**Work instructions:** Extract every line below that contains the word "pickup".

»»

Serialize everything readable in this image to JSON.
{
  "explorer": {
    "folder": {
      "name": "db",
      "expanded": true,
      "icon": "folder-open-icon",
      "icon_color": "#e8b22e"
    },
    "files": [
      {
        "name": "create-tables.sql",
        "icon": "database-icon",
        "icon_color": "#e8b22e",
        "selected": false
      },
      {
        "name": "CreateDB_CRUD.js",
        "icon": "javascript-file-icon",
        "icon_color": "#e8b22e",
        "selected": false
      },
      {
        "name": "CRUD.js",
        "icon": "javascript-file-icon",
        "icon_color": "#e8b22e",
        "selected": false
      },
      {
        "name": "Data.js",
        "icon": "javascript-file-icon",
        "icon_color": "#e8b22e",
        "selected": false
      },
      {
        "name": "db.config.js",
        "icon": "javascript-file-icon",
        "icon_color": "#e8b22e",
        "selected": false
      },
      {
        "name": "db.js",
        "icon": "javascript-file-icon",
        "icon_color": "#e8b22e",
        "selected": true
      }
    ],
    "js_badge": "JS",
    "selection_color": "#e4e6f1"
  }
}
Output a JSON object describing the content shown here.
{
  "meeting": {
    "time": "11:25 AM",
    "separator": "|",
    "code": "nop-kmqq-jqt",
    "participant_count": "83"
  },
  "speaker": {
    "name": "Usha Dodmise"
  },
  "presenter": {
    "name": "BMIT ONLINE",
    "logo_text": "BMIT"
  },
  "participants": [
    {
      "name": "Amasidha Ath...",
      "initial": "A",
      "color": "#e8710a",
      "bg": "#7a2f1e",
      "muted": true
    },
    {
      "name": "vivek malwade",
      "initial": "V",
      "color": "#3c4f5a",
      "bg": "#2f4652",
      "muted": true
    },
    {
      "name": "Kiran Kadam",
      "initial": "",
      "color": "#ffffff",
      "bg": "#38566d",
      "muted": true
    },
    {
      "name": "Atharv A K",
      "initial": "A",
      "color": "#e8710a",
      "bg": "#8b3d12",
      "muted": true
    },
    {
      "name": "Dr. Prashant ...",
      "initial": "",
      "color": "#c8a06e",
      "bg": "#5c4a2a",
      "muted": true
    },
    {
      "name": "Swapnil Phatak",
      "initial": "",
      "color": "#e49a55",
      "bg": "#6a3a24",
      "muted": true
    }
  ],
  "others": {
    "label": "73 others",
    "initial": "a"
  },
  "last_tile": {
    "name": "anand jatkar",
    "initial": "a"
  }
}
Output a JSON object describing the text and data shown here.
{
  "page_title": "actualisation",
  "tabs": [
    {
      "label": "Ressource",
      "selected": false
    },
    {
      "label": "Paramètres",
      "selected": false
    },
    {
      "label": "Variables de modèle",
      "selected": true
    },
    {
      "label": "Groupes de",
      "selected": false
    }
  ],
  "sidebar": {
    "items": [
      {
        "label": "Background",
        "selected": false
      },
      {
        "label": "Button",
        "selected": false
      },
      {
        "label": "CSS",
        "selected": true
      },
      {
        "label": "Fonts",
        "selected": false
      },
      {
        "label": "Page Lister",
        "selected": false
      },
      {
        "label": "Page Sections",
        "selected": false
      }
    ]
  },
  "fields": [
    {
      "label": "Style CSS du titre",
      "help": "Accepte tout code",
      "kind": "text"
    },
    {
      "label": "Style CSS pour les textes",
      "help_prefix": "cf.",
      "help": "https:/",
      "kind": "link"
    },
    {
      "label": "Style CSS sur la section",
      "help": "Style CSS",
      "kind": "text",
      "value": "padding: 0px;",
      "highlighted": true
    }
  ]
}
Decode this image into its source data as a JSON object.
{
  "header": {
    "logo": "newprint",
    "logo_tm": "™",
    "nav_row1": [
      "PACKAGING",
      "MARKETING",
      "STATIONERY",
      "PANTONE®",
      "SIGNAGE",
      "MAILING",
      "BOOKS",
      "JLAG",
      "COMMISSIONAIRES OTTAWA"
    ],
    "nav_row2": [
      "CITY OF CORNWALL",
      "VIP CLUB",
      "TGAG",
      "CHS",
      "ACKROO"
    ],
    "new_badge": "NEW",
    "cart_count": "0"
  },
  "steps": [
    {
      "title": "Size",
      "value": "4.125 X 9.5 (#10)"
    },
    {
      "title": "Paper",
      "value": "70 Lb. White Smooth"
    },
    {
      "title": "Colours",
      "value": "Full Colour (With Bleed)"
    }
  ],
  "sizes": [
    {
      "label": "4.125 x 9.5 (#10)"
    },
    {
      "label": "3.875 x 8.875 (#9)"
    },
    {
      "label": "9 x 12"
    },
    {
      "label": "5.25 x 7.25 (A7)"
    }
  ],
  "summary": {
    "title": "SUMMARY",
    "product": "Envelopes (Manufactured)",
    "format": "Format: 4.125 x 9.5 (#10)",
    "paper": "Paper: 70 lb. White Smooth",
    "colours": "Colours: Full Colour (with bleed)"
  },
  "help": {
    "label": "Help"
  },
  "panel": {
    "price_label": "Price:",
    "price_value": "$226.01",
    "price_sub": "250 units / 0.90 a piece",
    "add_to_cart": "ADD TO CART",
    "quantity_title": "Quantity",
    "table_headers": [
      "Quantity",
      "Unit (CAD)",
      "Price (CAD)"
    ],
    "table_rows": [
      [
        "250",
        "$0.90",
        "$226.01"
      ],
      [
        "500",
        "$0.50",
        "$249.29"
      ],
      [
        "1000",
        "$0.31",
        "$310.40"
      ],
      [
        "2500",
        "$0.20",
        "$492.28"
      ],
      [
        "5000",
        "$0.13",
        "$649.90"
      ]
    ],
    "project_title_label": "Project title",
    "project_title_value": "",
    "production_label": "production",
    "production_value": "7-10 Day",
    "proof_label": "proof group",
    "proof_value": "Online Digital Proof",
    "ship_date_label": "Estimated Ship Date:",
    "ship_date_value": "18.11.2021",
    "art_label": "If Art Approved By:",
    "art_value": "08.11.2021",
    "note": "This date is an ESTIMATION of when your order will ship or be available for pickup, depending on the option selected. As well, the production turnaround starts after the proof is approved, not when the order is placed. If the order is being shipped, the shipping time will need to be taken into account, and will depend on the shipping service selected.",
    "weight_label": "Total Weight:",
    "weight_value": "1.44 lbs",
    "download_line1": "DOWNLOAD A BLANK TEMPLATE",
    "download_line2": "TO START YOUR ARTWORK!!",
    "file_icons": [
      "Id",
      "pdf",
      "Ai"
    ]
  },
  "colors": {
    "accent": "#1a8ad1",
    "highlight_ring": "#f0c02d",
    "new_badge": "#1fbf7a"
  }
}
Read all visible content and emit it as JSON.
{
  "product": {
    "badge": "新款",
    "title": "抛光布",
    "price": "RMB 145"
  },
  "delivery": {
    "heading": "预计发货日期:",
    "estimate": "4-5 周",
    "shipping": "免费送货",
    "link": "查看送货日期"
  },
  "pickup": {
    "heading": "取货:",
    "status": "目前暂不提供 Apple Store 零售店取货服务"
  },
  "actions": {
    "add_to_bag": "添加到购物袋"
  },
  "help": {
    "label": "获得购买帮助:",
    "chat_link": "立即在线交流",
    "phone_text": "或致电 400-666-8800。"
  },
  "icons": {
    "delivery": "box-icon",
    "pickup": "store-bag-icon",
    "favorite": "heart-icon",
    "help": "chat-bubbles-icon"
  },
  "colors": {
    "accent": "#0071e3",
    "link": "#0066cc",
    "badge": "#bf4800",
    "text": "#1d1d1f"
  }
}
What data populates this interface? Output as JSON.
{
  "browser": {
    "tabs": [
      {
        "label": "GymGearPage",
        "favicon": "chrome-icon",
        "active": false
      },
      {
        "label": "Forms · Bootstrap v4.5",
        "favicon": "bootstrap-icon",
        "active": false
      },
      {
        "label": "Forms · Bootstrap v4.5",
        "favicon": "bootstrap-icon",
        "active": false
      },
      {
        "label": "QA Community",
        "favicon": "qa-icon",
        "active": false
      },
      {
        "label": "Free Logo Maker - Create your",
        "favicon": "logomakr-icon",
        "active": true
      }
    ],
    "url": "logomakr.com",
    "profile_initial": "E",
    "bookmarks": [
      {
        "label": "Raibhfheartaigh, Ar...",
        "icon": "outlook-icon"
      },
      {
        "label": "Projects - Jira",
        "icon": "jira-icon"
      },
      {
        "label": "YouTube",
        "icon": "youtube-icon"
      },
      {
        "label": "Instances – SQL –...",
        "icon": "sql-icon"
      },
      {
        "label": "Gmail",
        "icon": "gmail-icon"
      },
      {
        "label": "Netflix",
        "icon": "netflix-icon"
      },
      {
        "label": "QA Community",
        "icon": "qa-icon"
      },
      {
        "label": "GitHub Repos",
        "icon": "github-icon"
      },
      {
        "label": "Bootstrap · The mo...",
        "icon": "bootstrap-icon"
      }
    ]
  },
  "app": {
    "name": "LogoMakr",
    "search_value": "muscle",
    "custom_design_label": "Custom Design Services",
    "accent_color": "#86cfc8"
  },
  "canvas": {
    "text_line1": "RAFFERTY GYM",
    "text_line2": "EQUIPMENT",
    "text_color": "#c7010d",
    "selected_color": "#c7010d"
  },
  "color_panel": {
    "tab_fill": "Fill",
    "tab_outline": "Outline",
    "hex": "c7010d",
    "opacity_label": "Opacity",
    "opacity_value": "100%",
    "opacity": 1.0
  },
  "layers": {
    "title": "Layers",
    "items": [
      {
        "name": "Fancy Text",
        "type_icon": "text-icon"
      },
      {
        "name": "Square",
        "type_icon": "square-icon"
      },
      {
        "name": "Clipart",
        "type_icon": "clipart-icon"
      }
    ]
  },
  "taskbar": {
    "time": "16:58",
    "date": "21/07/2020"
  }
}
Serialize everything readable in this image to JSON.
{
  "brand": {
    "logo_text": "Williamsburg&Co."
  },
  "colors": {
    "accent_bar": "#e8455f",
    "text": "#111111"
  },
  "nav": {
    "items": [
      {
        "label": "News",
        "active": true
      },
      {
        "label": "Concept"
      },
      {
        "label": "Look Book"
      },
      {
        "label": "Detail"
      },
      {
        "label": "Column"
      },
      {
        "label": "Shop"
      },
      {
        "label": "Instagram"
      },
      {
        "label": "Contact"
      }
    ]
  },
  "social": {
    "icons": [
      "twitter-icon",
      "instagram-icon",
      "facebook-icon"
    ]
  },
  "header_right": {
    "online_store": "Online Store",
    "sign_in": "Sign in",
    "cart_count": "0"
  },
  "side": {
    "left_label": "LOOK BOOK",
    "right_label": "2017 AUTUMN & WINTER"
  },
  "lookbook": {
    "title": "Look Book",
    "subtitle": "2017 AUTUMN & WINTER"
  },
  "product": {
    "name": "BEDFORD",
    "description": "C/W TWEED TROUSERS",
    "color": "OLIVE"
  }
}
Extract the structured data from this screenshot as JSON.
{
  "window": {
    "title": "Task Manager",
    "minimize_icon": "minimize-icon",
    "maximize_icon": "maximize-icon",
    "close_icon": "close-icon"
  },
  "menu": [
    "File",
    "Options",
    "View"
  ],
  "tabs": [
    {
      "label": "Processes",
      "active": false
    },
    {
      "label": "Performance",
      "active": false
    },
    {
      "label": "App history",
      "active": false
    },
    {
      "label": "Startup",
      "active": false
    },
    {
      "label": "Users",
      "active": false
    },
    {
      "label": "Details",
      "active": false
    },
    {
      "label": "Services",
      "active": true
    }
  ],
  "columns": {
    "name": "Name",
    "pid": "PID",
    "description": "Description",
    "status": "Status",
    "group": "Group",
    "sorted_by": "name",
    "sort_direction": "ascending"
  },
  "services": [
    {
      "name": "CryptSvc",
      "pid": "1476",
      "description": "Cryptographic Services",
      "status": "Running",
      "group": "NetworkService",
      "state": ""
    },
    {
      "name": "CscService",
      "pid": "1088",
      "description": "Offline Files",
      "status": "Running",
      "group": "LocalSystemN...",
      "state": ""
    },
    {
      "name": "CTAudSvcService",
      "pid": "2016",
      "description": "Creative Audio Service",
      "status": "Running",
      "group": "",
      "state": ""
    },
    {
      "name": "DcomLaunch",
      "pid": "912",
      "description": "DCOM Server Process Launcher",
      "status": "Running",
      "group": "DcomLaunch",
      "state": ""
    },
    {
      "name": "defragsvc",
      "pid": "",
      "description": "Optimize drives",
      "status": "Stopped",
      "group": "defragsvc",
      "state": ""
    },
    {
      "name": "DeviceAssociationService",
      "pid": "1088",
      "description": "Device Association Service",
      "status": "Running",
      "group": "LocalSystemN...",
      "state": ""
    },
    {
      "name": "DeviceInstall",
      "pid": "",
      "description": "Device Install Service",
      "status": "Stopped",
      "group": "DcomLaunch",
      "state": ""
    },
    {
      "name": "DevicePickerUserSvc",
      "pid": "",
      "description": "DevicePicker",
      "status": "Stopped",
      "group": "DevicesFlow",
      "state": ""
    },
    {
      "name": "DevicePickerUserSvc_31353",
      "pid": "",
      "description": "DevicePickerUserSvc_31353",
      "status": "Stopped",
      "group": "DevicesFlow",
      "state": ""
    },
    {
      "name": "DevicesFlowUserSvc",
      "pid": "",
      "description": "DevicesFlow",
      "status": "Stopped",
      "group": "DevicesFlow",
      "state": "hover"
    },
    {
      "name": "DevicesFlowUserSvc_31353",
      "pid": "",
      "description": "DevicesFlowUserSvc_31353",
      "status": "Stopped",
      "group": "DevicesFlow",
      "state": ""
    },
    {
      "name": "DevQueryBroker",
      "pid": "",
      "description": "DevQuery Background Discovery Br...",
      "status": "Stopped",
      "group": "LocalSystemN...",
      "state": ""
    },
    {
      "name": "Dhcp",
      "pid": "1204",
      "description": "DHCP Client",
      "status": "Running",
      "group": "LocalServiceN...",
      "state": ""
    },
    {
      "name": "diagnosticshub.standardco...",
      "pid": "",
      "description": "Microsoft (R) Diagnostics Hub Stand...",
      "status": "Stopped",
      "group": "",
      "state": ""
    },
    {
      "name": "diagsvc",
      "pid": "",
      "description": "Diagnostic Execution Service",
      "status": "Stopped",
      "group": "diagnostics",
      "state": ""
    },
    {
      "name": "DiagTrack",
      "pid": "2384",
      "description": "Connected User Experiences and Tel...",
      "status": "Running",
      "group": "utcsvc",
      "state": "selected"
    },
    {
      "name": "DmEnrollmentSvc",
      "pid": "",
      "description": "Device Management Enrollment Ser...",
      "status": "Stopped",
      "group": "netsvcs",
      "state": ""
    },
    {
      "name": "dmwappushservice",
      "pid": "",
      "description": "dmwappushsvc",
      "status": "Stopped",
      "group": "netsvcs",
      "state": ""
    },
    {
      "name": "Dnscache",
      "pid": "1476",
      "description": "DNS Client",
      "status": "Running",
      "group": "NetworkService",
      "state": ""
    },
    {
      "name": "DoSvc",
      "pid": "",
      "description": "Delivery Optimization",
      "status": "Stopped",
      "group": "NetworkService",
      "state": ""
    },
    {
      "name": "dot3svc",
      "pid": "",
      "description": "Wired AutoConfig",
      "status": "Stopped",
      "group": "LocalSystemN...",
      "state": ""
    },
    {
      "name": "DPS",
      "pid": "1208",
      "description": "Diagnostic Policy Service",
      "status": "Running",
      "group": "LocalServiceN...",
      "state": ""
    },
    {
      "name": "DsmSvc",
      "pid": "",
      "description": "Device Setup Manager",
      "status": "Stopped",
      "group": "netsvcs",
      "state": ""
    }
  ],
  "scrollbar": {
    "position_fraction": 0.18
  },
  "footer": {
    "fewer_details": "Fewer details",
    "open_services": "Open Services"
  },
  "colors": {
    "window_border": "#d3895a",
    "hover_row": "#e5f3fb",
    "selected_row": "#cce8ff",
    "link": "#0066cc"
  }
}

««

**Exercise result:**
    "note": "This date is an ESTIMATION of when your order will ship or be available for pickup, depending on the option selected. As well, the production turnaround starts after the proof is approved, not when the order is placed. If the order is being shipped, the shipping time will need to be taken into account, and will depend on the shipping service selected.",
  "pickup": {
    "pickup": "store-bag-icon",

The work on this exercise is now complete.